The attention of Congress is earnestly invited to the regulation of the deposits in the State banks by law. Although the power now exercised by the executive department in this behalf is only such as was uniformly exerted through every Administration from the origin of the Government up to the establishment of the present bank, yet it is one which is susceptible of regulation by law, and therefore ought so to be regulated. The power of Congress to direct in what places the Treasurer shall keep the moneys in the Treasury and to impose restrictions upon the Executive authority in relation to their custody and
removal is unlimited, and its exercise will rather be courted than discouraged by those public officers and agents on whom rests the responsibility for their safety. It is desirable that as little power as possible should be left to the President or the Secretary of the Treasury over those institutions, which, being thus freed from Executive influence, and without a common head to direct their operations, would have neither the temptation nor the ability to interfere in the political conflicts of the country. Not deriving their charters from the national authorities, they would never have those inducements to meddle in general elections which have led the Bank of the United States to agitate and convulse the country for upward of two years.

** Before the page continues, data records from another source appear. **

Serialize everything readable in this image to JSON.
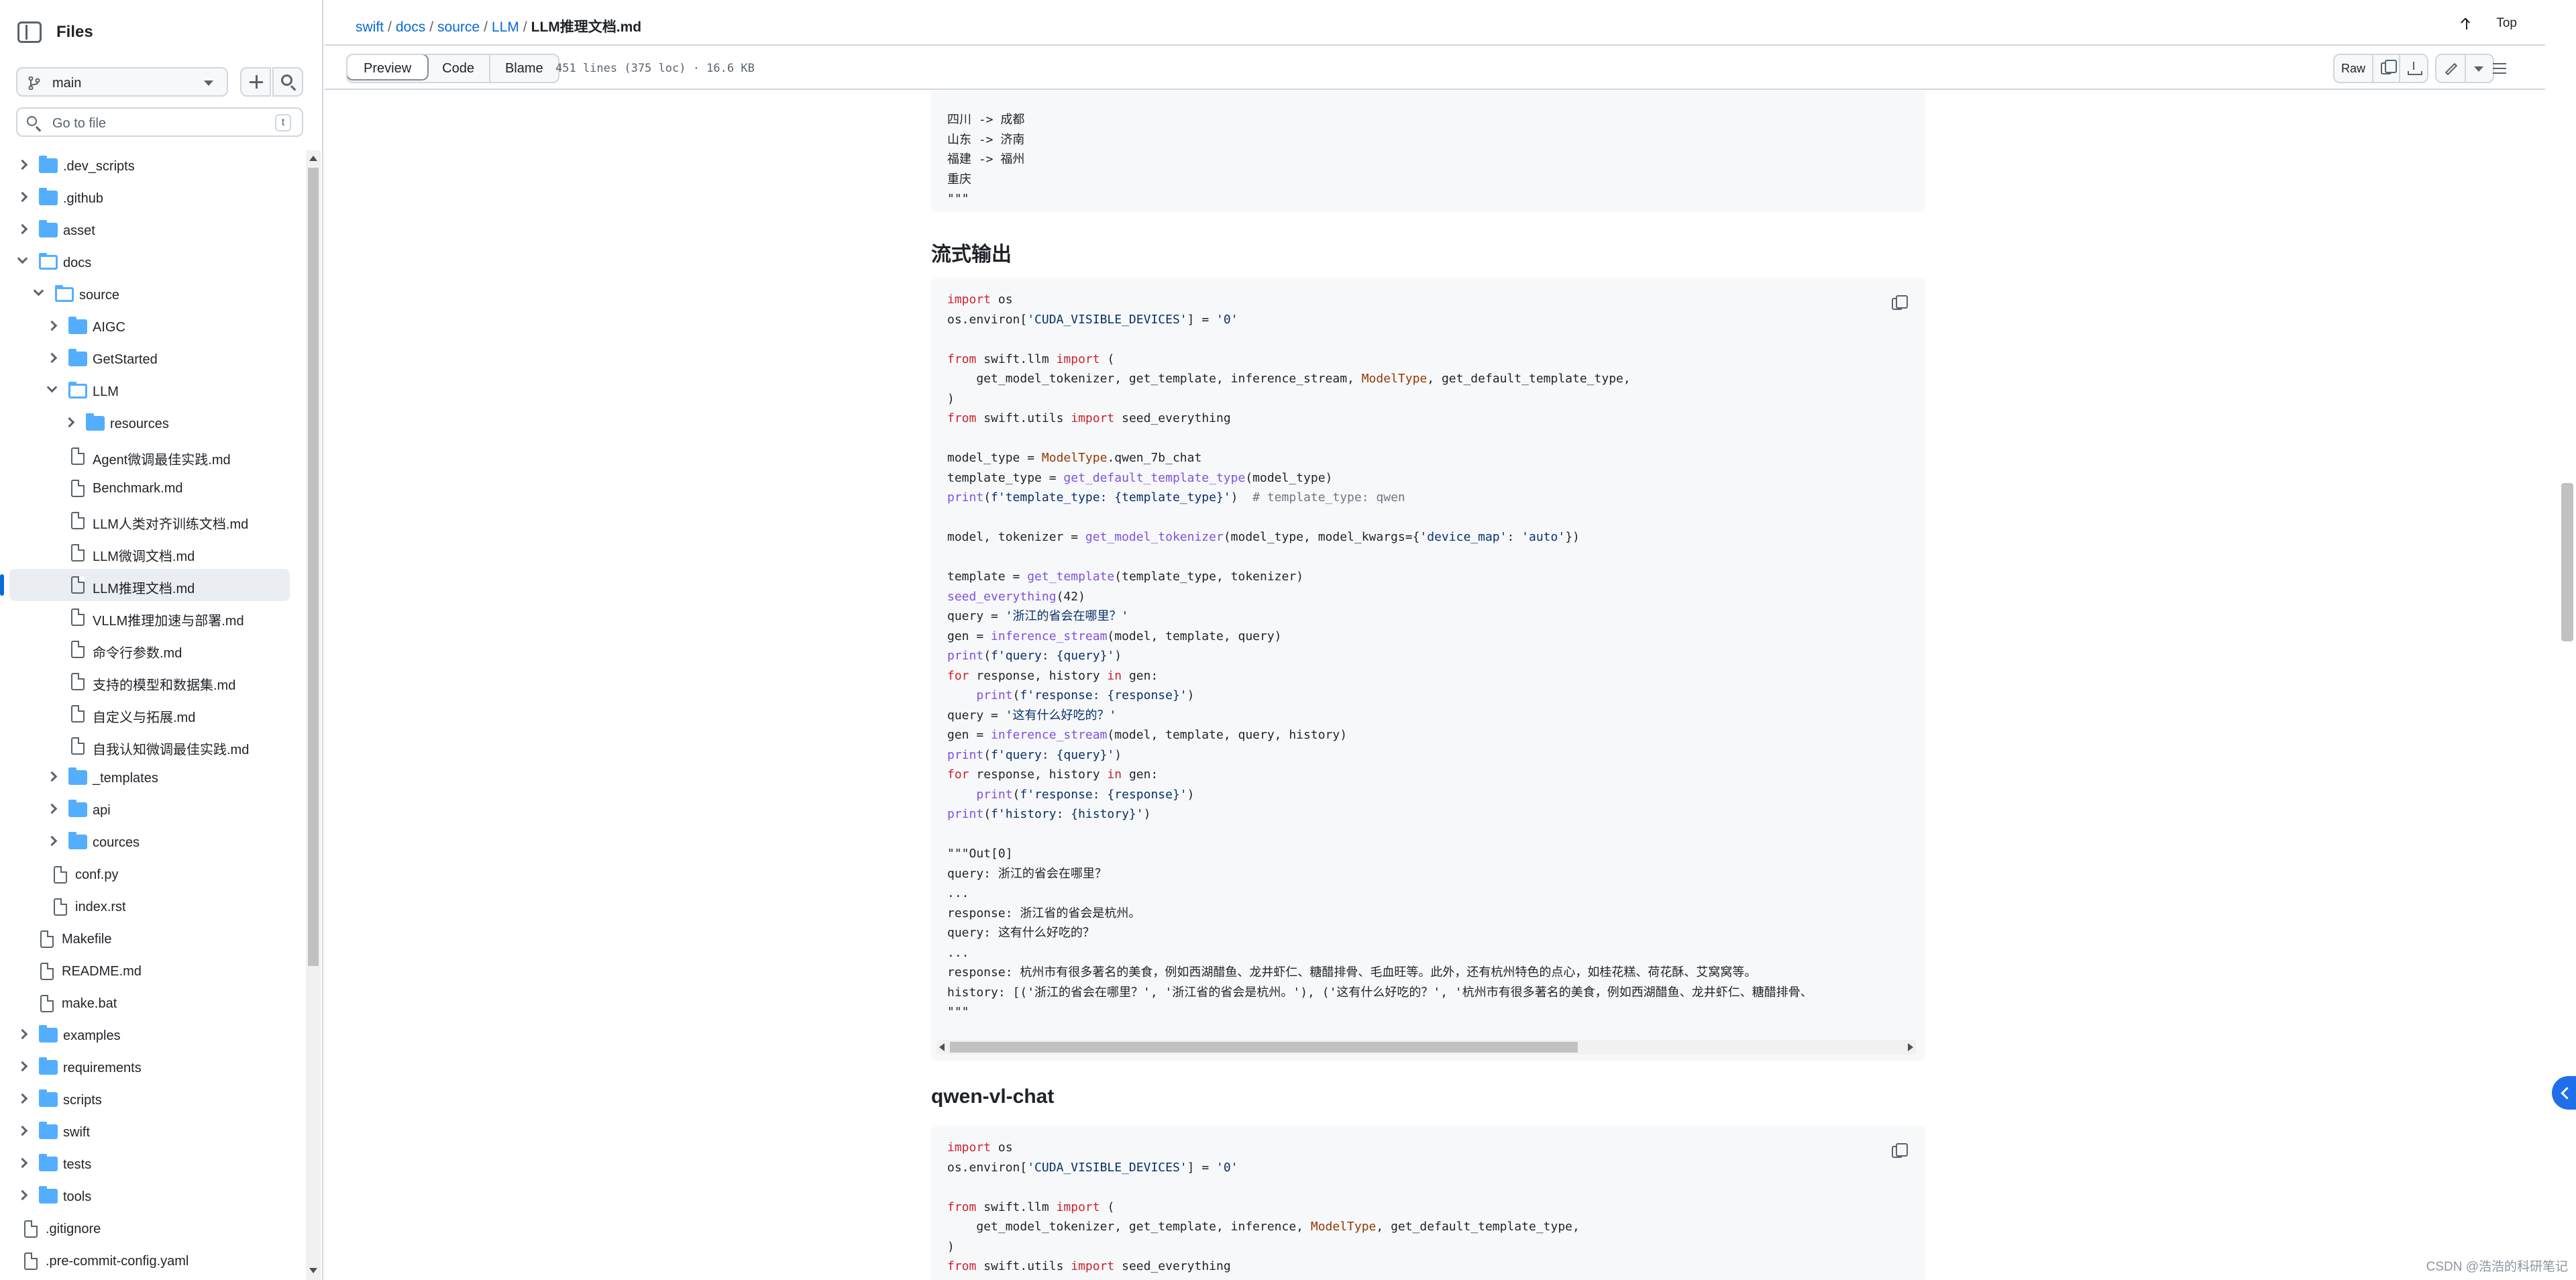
{
  "sidebar": {
    "title": "Files",
    "branch": "main",
    "goto_placeholder": "Go to file",
    "goto_shortcut": "t",
    "tree": [
      {
        "label": ".dev_scripts",
        "type": "folder",
        "depth": 0,
        "expanded": false
      },
      {
        "label": ".github",
        "type": "folder",
        "depth": 0,
        "expanded": false
      },
      {
        "label": "asset",
        "type": "folder",
        "depth": 0,
        "expanded": false
      },
      {
        "label": "docs",
        "type": "folder",
        "depth": 0,
        "expanded": true
      },
      {
        "label": "source",
        "type": "folder",
        "depth": 1,
        "expanded": true
      },
      {
        "label": "AIGC",
        "type": "folder",
        "depth": 2,
        "expanded": false
      },
      {
        "label": "GetStarted",
        "type": "folder",
        "depth": 2,
        "expanded": false
      },
      {
        "label": "LLM",
        "type": "folder",
        "depth": 2,
        "expanded": true
      },
      {
        "label": "resources",
        "type": "folder",
        "depth": 3,
        "expanded": false
      },
      {
        "label": "Agent微调最佳实践.md",
        "type": "file",
        "depth": 3
      },
      {
        "label": "Benchmark.md",
        "type": "file",
        "depth": 3
      },
      {
        "label": "LLM人类对齐训练文档.md",
        "type": "file",
        "depth": 3
      },
      {
        "label": "LLM微调文档.md",
        "type": "file",
        "depth": 3
      },
      {
        "label": "LLM推理文档.md",
        "type": "file",
        "depth": 3,
        "active": true
      },
      {
        "label": "VLLM推理加速与部署.md",
        "type": "file",
        "depth": 3
      },
      {
        "label": "命令行参数.md",
        "type": "file",
        "depth": 3
      },
      {
        "label": "支持的模型和数据集.md",
        "type": "file",
        "depth": 3
      },
      {
        "label": "自定义与拓展.md",
        "type": "file",
        "depth": 3
      },
      {
        "label": "自我认知微调最佳实践.md",
        "type": "file",
        "depth": 3
      },
      {
        "label": "_templates",
        "type": "folder",
        "depth": 2,
        "expanded": false
      },
      {
        "label": "api",
        "type": "folder",
        "depth": 2,
        "expanded": false
      },
      {
        "label": "cources",
        "type": "folder",
        "depth": 2,
        "expanded": false
      },
      {
        "label": "conf.py",
        "type": "file",
        "depth": 2
      },
      {
        "label": "index.rst",
        "type": "file",
        "depth": 2
      },
      {
        "label": "Makefile",
        "type": "file",
        "depth": 1
      },
      {
        "label": "README.md",
        "type": "file",
        "depth": 1
      },
      {
        "label": "make.bat",
        "type": "file",
        "depth": 1
      },
      {
        "label": "examples",
        "type": "folder",
        "depth": 0,
        "expanded": false
      },
      {
        "label": "requirements",
        "type": "folder",
        "depth": 0,
        "expanded": false
      },
      {
        "label": "scripts",
        "type": "folder",
        "depth": 0,
        "expanded": false
      },
      {
        "label": "swift",
        "type": "folder",
        "depth": 0,
        "expanded": false
      },
      {
        "label": "tests",
        "type": "folder",
        "depth": 0,
        "expanded": false
      },
      {
        "label": "tools",
        "type": "folder",
        "depth": 0,
        "expanded": false
      },
      {
        "label": ".gitignore",
        "type": "file",
        "depth": 0
      },
      {
        "label": ".pre-commit-config.yaml",
        "type": "file",
        "depth": 0
      }
    ]
  },
  "header": {
    "breadcrumb": [
      "swift",
      "docs",
      "source",
      "LLM"
    ],
    "current_file": "LLM推理文档.md",
    "top_label": "Top"
  },
  "toolbar": {
    "tabs": [
      "Preview",
      "Code",
      "Blame"
    ],
    "active_tab": "Preview",
    "file_meta": "451 lines (375 loc) · 16.6 KB",
    "raw_label": "Raw"
  },
  "content": {
    "block0_lines": [
      "四川 -> 成都",
      "山东 -> 济南",
      "福建 -> 福州",
      "重庆",
      "\"\"\""
    ],
    "heading1": "流式输出",
    "heading2": "qwen-vl-chat",
    "block1_lines": [
      "import os",
      "os.environ['CUDA_VISIBLE_DEVICES'] = '0'",
      "",
      "from swift.llm import (",
      "    get_model_tokenizer, get_template, inference_stream, ModelType, get_default_template_type,",
      ")",
      "from swift.utils import seed_everything",
      "",
      "model_type = ModelType.qwen_7b_chat",
      "template_type = get_default_template_type(model_type)",
      "print(f'template_type: {template_type}')  # template_type: qwen",
      "",
      "model, tokenizer = get_model_tokenizer(model_type, model_kwargs={'device_map': 'auto'})",
      "",
      "template = get_template(template_type, tokenizer)",
      "seed_everything(42)",
      "query = '浙江的省会在哪里？'",
      "gen = inference_stream(model, template, query)",
      "print(f'query: {query}')",
      "for response, history in gen:",
      "    print(f'response: {response}')",
      "query = '这有什么好吃的？'",
      "gen = inference_stream(model, template, query, history)",
      "print(f'query: {query}')",
      "for response, history in gen:",
      "    print(f'response: {response}')",
      "print(f'history: {history}')",
      "",
      "\"\"\"Out[0]",
      "query: 浙江的省会在哪里？",
      "...",
      "response: 浙江省的省会是杭州。",
      "query: 这有什么好吃的？",
      "...",
      "response: 杭州市有很多著名的美食，例如西湖醋鱼、龙井虾仁、糖醋排骨、毛血旺等。此外，还有杭州特色的点心，如桂花糕、荷花酥、艾窝窝等。",
      "history: [('浙江的省会在哪里？', '浙江省的省会是杭州。'), ('这有什么好吃的？', '杭州市有很多著名的美食，例如西湖醋鱼、龙井虾仁、糖醋排骨、",
      "\"\"\""
    ],
    "block2_lines": [
      "import os",
      "os.environ['CUDA_VISIBLE_DEVICES'] = '0'",
      "",
      "from swift.llm import (",
      "    get_model_tokenizer, get_template, inference, ModelType, get_default_template_type,",
      ")",
      "from swift.utils import seed_everything"
    ]
  },
  "watermark": "CSDN @浩浩的科研笔记",
  "colors": {
    "accent": "#0969da",
    "folder": "#54aeff",
    "keyword": "#cf222e",
    "function": "#8250df",
    "string": "#0a3069"
  }
}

The progress of our gold coinage is creditable to the officers of the Mint, and promises in a short period to furnish the country with a sound and portable currency, which will much diminish the inconvenience to travelers of the want of a general paper currency should the State banks be incapable of furnishing it. Those institutions have already shown themselves competent to purchase and furnish domestic exchange for the convenience of trade at reasonable rates, and not a doubt is entertained that in a short period all the wants of the country in bank accommodations and exchange will be supplied as promptly and as cheaply as they have heretofore been by the Bank of the United States. If the several States shall be induced gradually to reform their banking systems and prohibit the issue of all small notes, we shall in few years have a currency as sound and as little liable to fluctuations as any other commercial country.
Annual Report, Secretary of Treasury (Levi Woodbury)

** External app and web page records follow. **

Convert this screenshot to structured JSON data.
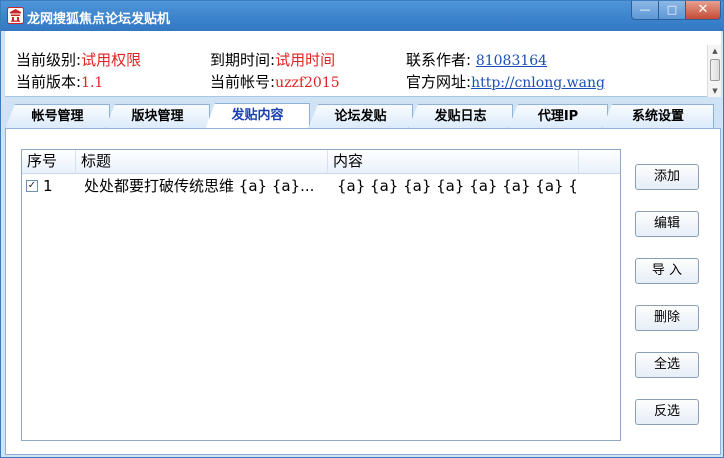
{
  "window": {
    "title": "龙网搜狐焦点论坛发贴机",
    "controls": {
      "minimize": "—",
      "maximize": "□",
      "close": "✕"
    }
  },
  "info": {
    "level_label": "当前级别:",
    "level_value": "试用权限",
    "expiry_label": "到期时间:",
    "expiry_value": "试用时间",
    "contact_label": "联系作者: ",
    "contact_value": "81083164",
    "version_label": "当前版本:",
    "version_value": "1.1",
    "account_label": "当前帐号:",
    "account_value": "uzzf2015",
    "site_label": "官方网址:",
    "site_value": "http://cnlong.wang"
  },
  "tabs": [
    {
      "label": "帐号管理",
      "active": false
    },
    {
      "label": "版块管理",
      "active": false
    },
    {
      "label": "发贴内容",
      "active": true
    },
    {
      "label": "论坛发贴",
      "active": false
    },
    {
      "label": "发贴日志",
      "active": false
    },
    {
      "label": "代理IP",
      "active": false
    },
    {
      "label": "系统设置",
      "active": false
    }
  ],
  "table": {
    "columns": [
      "序号",
      "标题",
      "内容"
    ],
    "rows": [
      {
        "checked": true,
        "index": "1",
        "title": "处处都要打破传统思维 {a} {a}...",
        "content": "{a} {a} {a} {a} {a} {a} {a} {a} {a..."
      }
    ]
  },
  "buttons": {
    "add": "添加",
    "edit": "编辑",
    "import": "导 入",
    "delete": "删除",
    "select_all": "全选",
    "invert": "反选"
  },
  "colors": {
    "titlebar": "#3b82cc",
    "highlight_red": "#e02424",
    "link_blue": "#1b4fb5",
    "active_tab_text": "#1a3fb0"
  }
}
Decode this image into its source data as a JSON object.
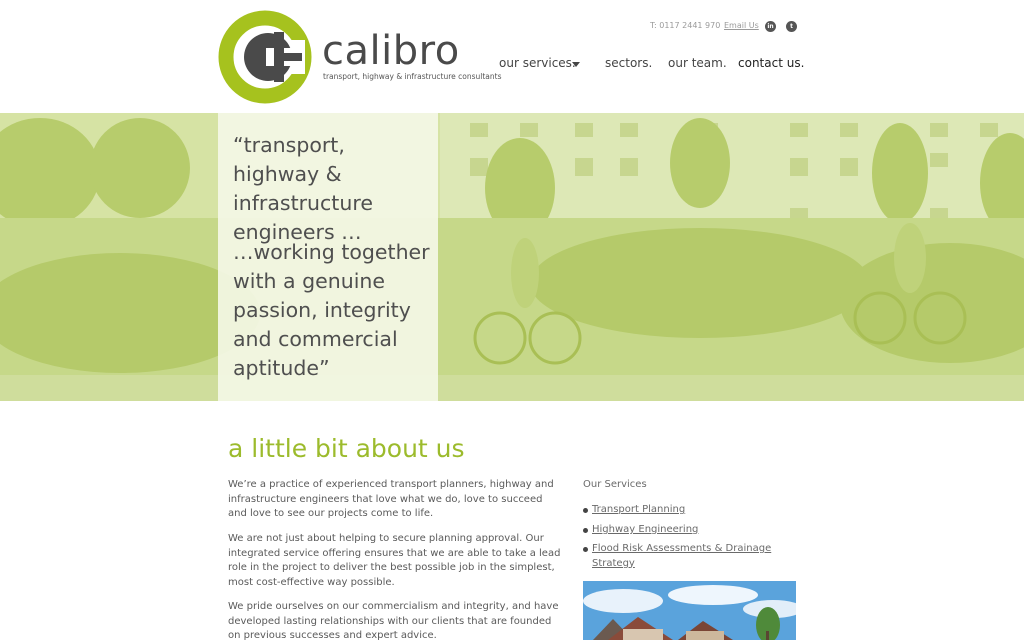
{
  "brand": {
    "name": "calibro",
    "tagline": "transport, highway & infrastructure consultants",
    "colors": {
      "accent_green": "#a6c21e",
      "dark_grey": "#4a4a4a"
    }
  },
  "header": {
    "phone": "T: 0117 2441 970",
    "email_label": "Email Us",
    "social": [
      {
        "icon": "linkedin-icon",
        "glyph": "in"
      },
      {
        "icon": "twitter-icon",
        "glyph": "t"
      }
    ],
    "nav": {
      "services": "our services.",
      "sectors": "sectors.",
      "team": "our team.",
      "contact": "contact us."
    }
  },
  "hero": {
    "quote_part1": "“transport, highway & infrastructure engineers …",
    "quote_part2": "…working together with a genuine passion, integrity and commercial aptitude”"
  },
  "about": {
    "title": "a little bit about us",
    "paragraphs": [
      "We’re a practice of experienced transport planners, highway and infrastructure engineers that love what we do, love to succeed and love to see our projects come to life.",
      "We are not just about helping to secure planning approval. Our integrated service offering ensures that we are able to take a lead role in the project to deliver the best possible job in the simplest, most cost-effective way possible.",
      "We pride ourselves on our commercialism and integrity, and have developed lasting relationships with our clients that are founded on previous successes and expert advice."
    ]
  },
  "services": {
    "heading": "Our Services",
    "items": [
      "Transport Planning",
      "Highway Engineering",
      "Flood Risk Assessments & Drainage Strategy"
    ]
  }
}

Twenty-Third Congress, 2d Session
DECEMBER 4, 1834.
[Source: House Doc. 3, 23d Congress, 2d Session, pp. 6-8, 16-18]
The revenue from bank dividends has been estimated at somewhat less than heretofore, in consequence of the sales of our bank stock, under the act of July 10, 1832, for the investment of the accruing income of the Navy Pension and Hospital funds having already amounted to $656,600, and on which the Treasury can now receive no dividends applicable to general purposes. It might, perhaps, be advisable to deduct a still further sum to meet any contingency like that of the present year, in which the United States Bank, without the consent of this department, or the sanction of Congress, and without any forewarning of its intention, seized on about $170,041 of the estimated revenue from this source, and has since withheld it from the public Treasury.

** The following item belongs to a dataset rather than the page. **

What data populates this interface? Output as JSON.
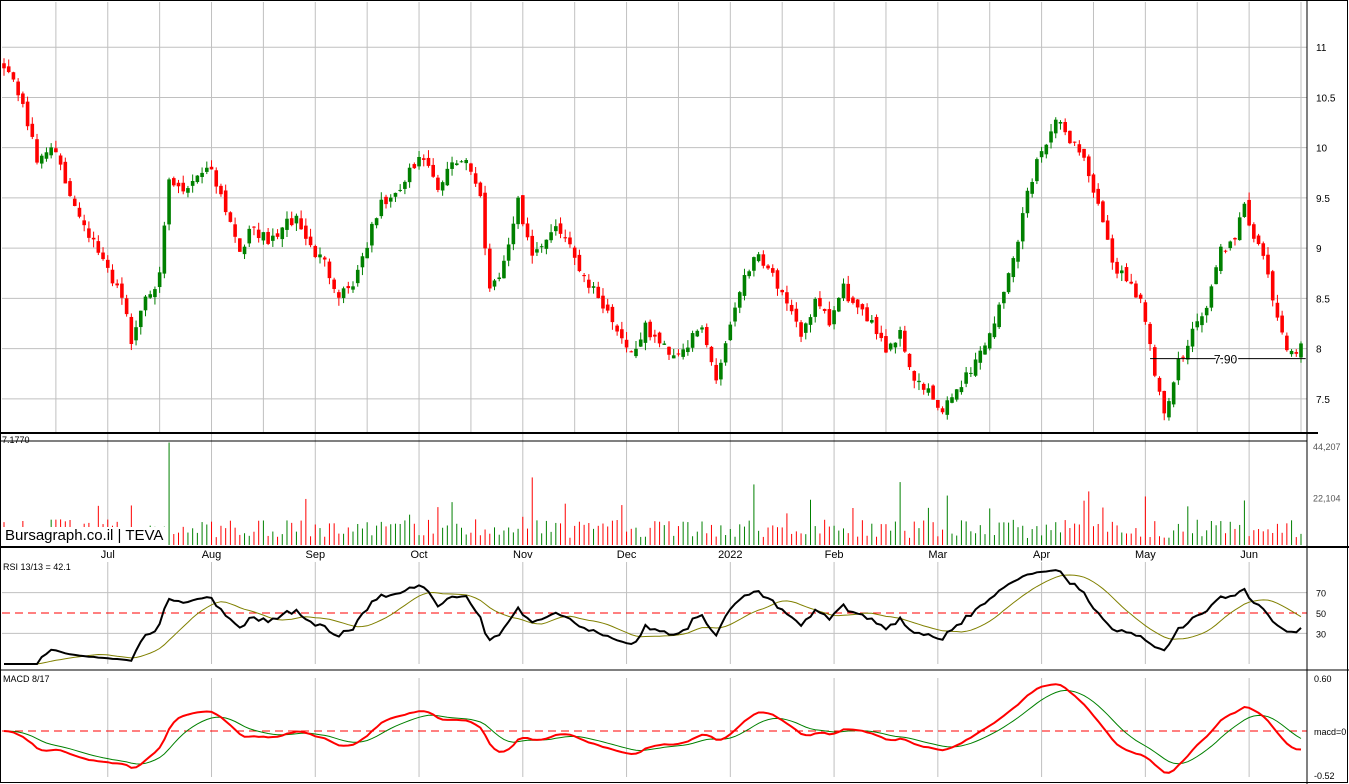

Copies of the opinions of the Attorney General, and the whole correspondence on this subject between the Department and the Bank, which took place previously to the request for these opinions, are an